It’s the holy grail of marketing — proven ROI. Less than a decade ago, proving that marketing provides a direct and real return on investment was next to impossible.
Marketers relied on arbitrary numbers like impressions and made mathematical leaps to determine the impact marketing had on sales. The result was the reputation of being a cost center that could only try to justify its own existence.
That may be a thing of the past thanks to marketing automation, according to the panelists on The Art and Science of Marketing Automation session at NMHC OPTECH 2016. While marketing automation has existed for more than a decade, there is little trace of its use in the multifamily industry, creating an opportunity for marketers throughout the industry.
“With marketing automation, marketers have the ability to track back ROI on their marketing investments,” said Jennifer Anderson, digital marketing manager for RentPath, who has launched marketing automation at RentPath and at companies in several different industries. “Apartment marketers who implement it will be able prove and improve their impact on revenue.”
In addition to transforming the perception of marketing from cost center to revenue driver, marketing automation has the potential to provide another valuable benefit: A foundation that makes scaling marketing easy. Marketing automation automates marketing tasks such as sending emails, making social media posts and posting blogs.
“Today’s multifamily marketing communications stack is a little daunting. We have limited people, limited budgets and limited time,” said Beth Tuttle, national vice president of marketing for Dallas-based owner/operator LMC. ”I’m lucky that I have a very big team, but we still do not have enough time. Part of the problem is that with individual community brands, we don’t have the kind of marketing budgets that consumer brands have to manage all of the channels.”
If organized correctly, marketing automation can nurture leads that aren’t ready to purchase up to the point of purchase, drive new leads through thought leadership content and assist in renewing leases. Unfortunately, there are a number of myths about marketing automation that limit its use and effectiveness.
The three major myths, according to Anderson, are that marketing automation is only an email delivery tool, that it’s just a marketing tool and that it’s a nice to have.
“You can facilitate email and you should but if you only use it as an email tool, you’re not going to see an ROI on your investment,” Anderson said. “It is a marketing tool, but the benefits are on the sales side. Your leasing teams are the ones who are set up to benefit from this technology.”
Leasing teams would benefit because marketing automation would create a steadier stream of hot leads and nurture cold leads through automated marketing processes. That would give leasing agents more time to spend on closing leases rather than following up on leads that aren’t ready to lease, according to Anderson.
Ryan Perez, vice president of marketing for CF Real Estate Services, added that marketing automation could present a real opportunity to differentiate an owner/operator from its competitors.

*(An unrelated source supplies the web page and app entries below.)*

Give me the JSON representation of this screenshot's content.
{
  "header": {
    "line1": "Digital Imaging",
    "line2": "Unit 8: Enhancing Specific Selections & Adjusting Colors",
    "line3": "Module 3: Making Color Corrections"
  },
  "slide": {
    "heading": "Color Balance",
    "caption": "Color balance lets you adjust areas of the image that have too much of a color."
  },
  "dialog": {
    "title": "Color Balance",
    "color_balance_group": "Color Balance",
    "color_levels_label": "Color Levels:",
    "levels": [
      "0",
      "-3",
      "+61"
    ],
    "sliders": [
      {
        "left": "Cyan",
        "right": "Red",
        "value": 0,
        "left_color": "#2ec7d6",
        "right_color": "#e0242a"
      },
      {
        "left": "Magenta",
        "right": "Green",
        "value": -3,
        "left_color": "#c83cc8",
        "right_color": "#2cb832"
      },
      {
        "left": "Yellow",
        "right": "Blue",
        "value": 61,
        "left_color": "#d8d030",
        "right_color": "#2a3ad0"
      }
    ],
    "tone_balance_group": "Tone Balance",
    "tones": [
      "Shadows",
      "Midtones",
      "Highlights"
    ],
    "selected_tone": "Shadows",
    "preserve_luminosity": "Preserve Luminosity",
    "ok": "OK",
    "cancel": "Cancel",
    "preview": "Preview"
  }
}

“Marketing automation creates an opportunity for owners and operators to interface with their customers differently,” added Ryan Perez, vice president of marketing for CF Real Estate Services. “You can provide a different experience from first touch point all the way through to the lease process. Whoever figures out how to be first to market with this will benefit greatly.”
Figuring it out, however, isn’t going to be easy. There are a number of steps owner/operators have to take before implementing marketing automation, starting with getting the right marketers on the team.
“You need to build a team that has digital competency and an understanding of the technology you’re going to employ,” Anderson said. “They have to be strong in operations, strong in technology, strong in analytics and able to message to the audience appropriately.”
Second, apartment marketers need to work with IT to evaluate their technology infrastructure and make sure processes are following best practices. Finally, according to Anderson, they need to evaluate vendors and choose a software platform. This includes foundational elements such as a customer relationship management system.
“If you don’t have a CRM, you can’t do marketing automation,” Perez said. “We’ve selected a CRM partner and have five properties in beta right now and will be rolling the rest of the system out soon. But what I’ve found is that we’re not the only company that is just now implementing a CRM.”
It isn’t going to be easy, but the marketer who uses marketing automation to prove and improve revenue will earn a significant competitive advantage.